By David Kenney
Pure drool. Friday’s set was jam-packed with three headliners and one giddy, witty emcee. Fifties style country bumpkin and quick-witted Carolyn Mark hosted, and made in-between band banter more than just filler.
Fresh out of their van from Vancouver, The Be Good Tanyas’ breezy bluegrass pop entertained a larger folk fest crowd than Thursday. The Tanyas’ three layers of harmony was as refreshing as mountain spring water, as were their songs of dogs and coffee fiends.
However, The Cowboy Junkies seemed oddly misplaced with vocalist Margo Timmins. The calm singer seemed interested in her tea, but left the performer out her performance.
Not surprisingly, The Tragically Hip’s genius/madman Gord Downie was all personality. Each song was preceded with typical Downie spunk, with weirdisms overflowing from every word. Backed by The Dinner is Ruined and Julie Doiron, Downie’s repertoire was ragtime, waltzish and all quirky tonk. Definitely a side project, but in no way a side dish to the Hip’s meat.

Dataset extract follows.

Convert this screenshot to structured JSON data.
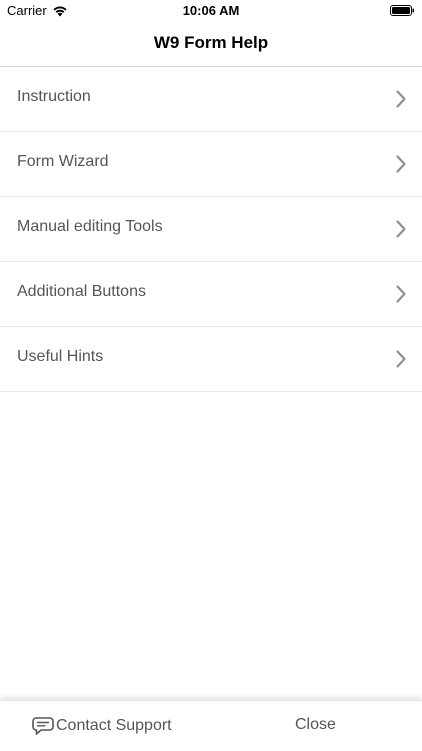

Lastly, British political folkie Billy Bragg performed solo with a huge presence. Commenting on unions, G-8, the WTO and love, Bragg’s ideas seemed perfect for folk fest, even in conservative Calgary. His new song, "St. Monday’s Day," called for the end of Monday workdays which gelled well with the crowd. Bragg classic "There is Power in a Union" and Bragg/Woody Guthrie collaboration "Way Over Yonder in the Minor Key" both showed Bragg’s stunning ability to balance the political and the poignant.